Only a number is expected in reply: the number of lines below that include the word "Asset".

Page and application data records

========

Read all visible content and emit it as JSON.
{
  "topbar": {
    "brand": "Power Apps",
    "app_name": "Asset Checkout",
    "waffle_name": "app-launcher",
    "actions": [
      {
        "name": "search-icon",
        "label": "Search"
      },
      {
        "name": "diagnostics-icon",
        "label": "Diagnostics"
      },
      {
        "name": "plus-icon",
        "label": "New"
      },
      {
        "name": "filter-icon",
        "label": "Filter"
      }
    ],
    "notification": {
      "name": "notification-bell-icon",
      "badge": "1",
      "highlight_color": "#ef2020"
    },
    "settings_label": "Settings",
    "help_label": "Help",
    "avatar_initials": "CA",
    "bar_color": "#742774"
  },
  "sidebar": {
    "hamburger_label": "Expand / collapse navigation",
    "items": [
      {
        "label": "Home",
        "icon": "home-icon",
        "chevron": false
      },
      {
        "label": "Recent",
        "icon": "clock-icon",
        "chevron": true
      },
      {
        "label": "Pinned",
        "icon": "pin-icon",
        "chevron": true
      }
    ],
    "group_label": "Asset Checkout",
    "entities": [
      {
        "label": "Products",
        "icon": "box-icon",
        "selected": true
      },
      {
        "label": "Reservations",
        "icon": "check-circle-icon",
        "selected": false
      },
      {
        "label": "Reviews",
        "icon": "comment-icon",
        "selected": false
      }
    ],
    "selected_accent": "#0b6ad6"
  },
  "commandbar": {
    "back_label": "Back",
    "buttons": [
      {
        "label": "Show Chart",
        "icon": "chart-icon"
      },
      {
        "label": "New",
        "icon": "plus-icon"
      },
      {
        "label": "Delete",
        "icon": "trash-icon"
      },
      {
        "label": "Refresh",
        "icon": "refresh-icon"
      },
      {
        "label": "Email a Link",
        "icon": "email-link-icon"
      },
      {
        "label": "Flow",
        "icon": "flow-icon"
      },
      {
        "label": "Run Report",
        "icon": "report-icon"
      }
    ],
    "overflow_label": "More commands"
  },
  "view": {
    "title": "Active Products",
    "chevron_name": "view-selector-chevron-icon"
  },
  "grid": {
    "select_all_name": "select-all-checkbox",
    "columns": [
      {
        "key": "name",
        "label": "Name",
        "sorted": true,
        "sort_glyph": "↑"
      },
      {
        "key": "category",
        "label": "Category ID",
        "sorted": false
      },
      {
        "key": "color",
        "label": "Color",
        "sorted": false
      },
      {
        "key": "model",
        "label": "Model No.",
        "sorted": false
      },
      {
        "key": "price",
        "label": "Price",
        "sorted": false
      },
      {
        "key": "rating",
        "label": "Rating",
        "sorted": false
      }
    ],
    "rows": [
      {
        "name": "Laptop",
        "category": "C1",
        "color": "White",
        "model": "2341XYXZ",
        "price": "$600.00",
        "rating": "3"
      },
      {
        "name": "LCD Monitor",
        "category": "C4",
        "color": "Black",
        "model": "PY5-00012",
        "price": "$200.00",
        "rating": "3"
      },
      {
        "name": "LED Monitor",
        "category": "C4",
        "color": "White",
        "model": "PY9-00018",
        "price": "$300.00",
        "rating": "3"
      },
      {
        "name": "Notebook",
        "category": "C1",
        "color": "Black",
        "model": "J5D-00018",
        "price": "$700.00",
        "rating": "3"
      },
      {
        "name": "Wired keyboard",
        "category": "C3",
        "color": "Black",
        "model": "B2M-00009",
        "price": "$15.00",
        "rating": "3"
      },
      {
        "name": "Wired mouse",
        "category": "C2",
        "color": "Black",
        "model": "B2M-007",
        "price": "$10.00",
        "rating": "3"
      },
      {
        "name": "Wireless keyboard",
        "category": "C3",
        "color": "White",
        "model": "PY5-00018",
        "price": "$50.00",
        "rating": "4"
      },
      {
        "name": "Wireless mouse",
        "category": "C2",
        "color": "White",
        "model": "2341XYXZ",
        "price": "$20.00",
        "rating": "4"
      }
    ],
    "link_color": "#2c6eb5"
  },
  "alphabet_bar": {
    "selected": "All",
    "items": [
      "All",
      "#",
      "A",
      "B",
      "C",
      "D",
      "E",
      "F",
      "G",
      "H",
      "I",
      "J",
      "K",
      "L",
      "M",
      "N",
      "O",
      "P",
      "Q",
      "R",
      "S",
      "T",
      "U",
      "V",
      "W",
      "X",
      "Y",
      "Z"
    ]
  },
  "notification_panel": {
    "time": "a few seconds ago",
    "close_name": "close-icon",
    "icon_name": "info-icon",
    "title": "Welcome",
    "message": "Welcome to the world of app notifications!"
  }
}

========

__RESULT FOR THIS TASK__
2